(Items listed in a dataset)
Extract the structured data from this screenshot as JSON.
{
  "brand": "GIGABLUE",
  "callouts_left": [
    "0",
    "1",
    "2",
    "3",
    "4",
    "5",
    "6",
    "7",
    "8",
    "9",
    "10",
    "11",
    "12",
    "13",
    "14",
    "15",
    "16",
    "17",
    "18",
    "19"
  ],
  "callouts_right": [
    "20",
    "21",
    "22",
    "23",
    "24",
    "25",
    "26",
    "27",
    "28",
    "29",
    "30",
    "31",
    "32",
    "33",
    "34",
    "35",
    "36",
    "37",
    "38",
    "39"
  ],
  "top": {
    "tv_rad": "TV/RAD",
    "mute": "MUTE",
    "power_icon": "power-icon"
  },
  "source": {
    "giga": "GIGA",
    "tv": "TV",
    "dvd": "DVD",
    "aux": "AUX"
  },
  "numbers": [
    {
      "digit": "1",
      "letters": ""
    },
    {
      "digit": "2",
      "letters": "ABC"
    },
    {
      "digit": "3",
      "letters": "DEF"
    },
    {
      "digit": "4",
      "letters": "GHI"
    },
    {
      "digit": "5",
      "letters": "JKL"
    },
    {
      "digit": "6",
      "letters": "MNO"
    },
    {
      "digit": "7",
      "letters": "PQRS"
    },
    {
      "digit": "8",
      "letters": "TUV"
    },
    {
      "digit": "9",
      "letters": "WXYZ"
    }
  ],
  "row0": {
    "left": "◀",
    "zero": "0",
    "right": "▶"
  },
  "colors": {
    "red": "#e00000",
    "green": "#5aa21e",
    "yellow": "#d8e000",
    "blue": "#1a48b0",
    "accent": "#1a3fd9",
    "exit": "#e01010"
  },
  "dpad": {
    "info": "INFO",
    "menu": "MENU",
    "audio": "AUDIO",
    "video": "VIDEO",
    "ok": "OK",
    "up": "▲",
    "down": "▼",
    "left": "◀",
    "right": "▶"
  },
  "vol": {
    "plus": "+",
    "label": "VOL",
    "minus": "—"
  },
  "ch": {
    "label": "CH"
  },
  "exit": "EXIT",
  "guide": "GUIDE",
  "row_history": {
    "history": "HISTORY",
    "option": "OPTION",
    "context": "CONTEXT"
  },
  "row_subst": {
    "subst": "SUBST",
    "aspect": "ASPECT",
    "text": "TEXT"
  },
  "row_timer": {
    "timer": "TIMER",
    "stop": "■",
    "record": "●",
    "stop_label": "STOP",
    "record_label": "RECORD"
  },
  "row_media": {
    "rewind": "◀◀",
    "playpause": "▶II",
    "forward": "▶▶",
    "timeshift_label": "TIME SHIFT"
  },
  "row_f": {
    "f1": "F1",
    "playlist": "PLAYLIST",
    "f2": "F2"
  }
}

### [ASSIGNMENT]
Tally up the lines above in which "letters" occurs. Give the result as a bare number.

### [OUTPUT]
9